• Carrie Potter, MA, LMHCA

Anxiety: Five Things to Know

Updated: Aug 25, 2020

“Anxiety” is a word that is thrown around often, but what does it really mean? Anxiety can be used to describe a feeling/emotion, a body-based sensation, or a mental health disorder that can cause functional impairment. If you’ve never experienced it yourself chances are someone close to you has. Here are five things that are helpful to know about anxiety:

1. Anxiety is common.

According to the National Institutes of Mental Health, around 30% of adults in the United States experience an anxiety disorder at some point in their lives, and that is just the number that had symptoms that rose to the level of a diagnosable disorder. Anxiety is all around us, and it can be downright scary, particularly when we see our kids suffering with it.

2. Anxiety can be helpful.

Our brains are amazing things. We are wired to survive, so when our brain senses that our survival is threatened, our bodily systems actually adjust and react. You’re probably familiar with the brain’s fight/flight/freeze responses that kick in during threats; when you’re facing a grizzly bear in the woods your limbic system takes over and you prepare to fight it off, take off running, or freeze in terror. These reactions can actually be incredibly helpful! Our bodies prepare to take care of us by heightening our awareness and abilities.
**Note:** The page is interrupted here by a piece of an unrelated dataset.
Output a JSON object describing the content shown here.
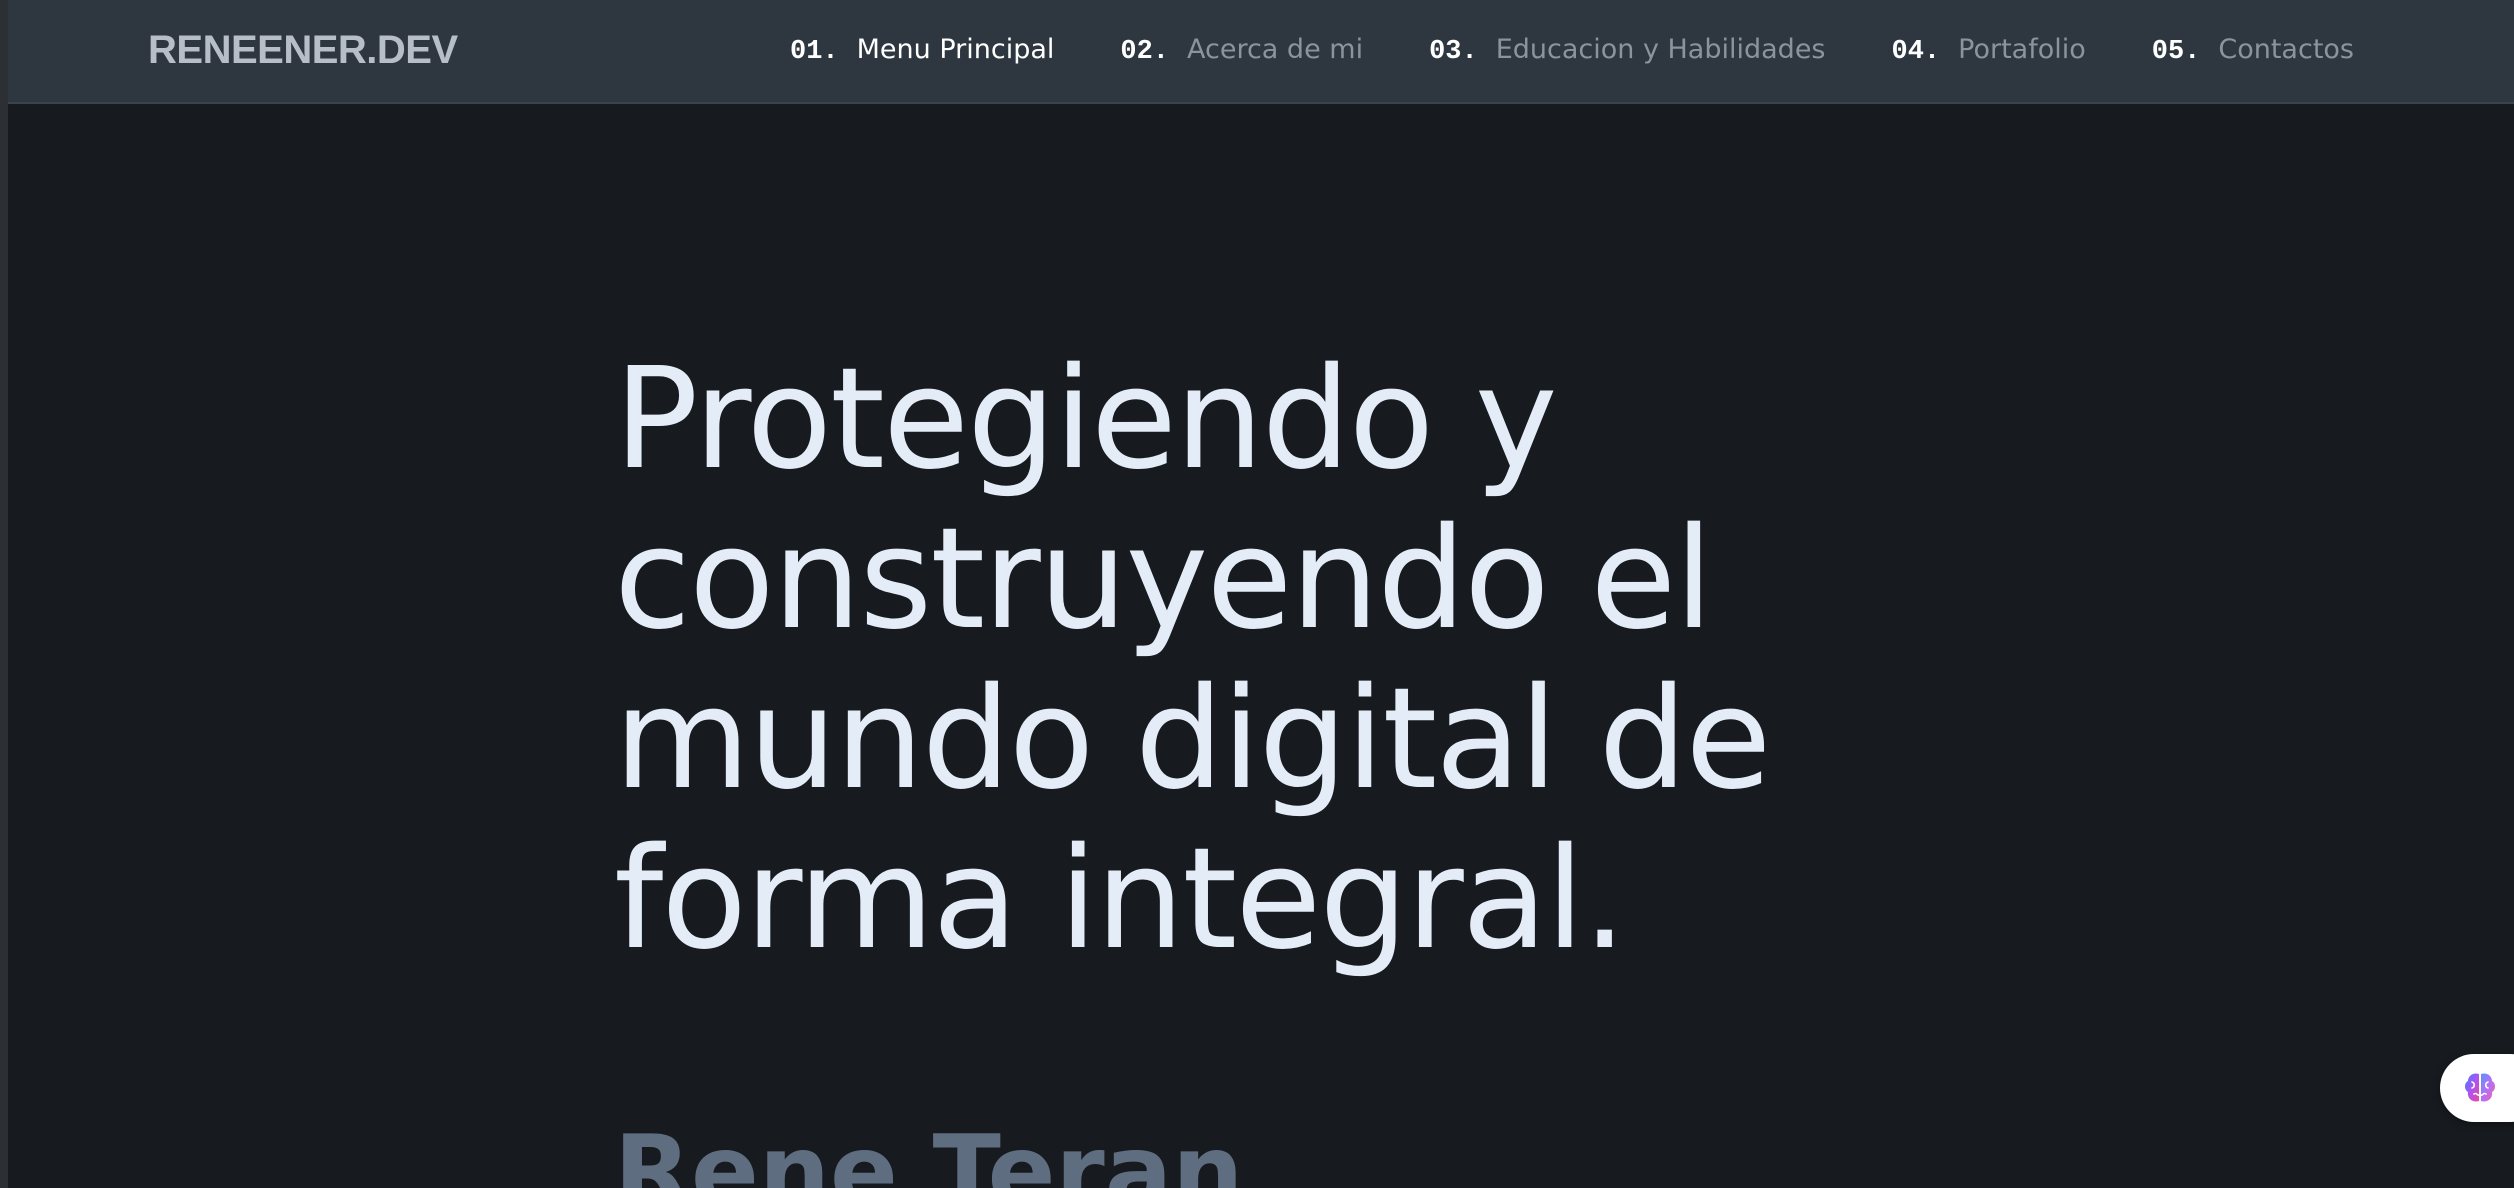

When we face non-physical threats our brain can react in the same way. These reactions can be helpful in some cases. For example, if you are giving a presentation at work this morning, you might feel some anxiety. If it’s not too much anxiety it can enhance your performance by raising your alertness and heightening your sensitivity. It’s when our brains are reacting as if our survival is threatened when it’s not that things get out of hand.

3. Anxiety can be painful.

Often times, we need bodily sensations to actually tell us what we are feeling. It sounds strange, but it’s true! We know we are happy when our mouths turn up in a smile. We know we are sad when tears come down. And we know we are anxious when we feel it in our bodies. Anxiety might present as a pit in the stomach, fluttering in the chest, trouble swallowing, loss of appetite, back pain, sweaty palms, tension in the shoulders, etc. Sometimes these symptoms reach the level of a panic attack, which may include a pounding heart, shaking, chest pain, nausea, dizziness and numbness/tingling. These are actual physical indicators of an emotion. They are not imagined, they are real. And they can be incredibly uncomfortable and create significant distress and functional impairment.

4. Anxiety can be misunderstood.

Symptoms of anxiety can be confusing to the sufferer, particularly when they seem out of the blue or incongruent with the current situation. Although anxiety can be helpful when trying to convey information in some contexts, (“Get ready to run or fight! That guy is dangerous!”), sometimes the message is not clear right away or it may make no sense at all. Why does my client experience crippling anxiety while watching Netflix with her husband on a calm Friday night, for example? Not understanding where these symptoms are coming from can be incredibly frustrating not only for the sufferer, but for those around them, too. Well-meaning friends and family may say unhelpful things in the face of anxiety, and encouragements to pray more/exercise more/eat differently/try essential oils can be taken as anything but helpful.

5. Anxiety can be explored in therapy.

Many different treatment modalities address symptoms of anxiety. Therapeutic interventions may include working on calming strategies, mindfulness, psychoeducation about the function of anxiety, and being curious about what anxiety may be communicating in your unique context. Your therapist may collaborate with you on ways you can address the underlying causes of your anxiety, and may also explore ways to cope with the pain of anxiety in the short-term. Medication is often a part of treatment for anxiety as well, and your therapist can work with you and your doctor to explore whether this might be a good option for you.

If you can be willing to explore what your anxiety may be trying to tell you, you might find more capacity within yourself to live with it or even to welcome it at times. This journey is not quick or easy, but it can be an incredibly helpful way to shift your perspective on anxiety.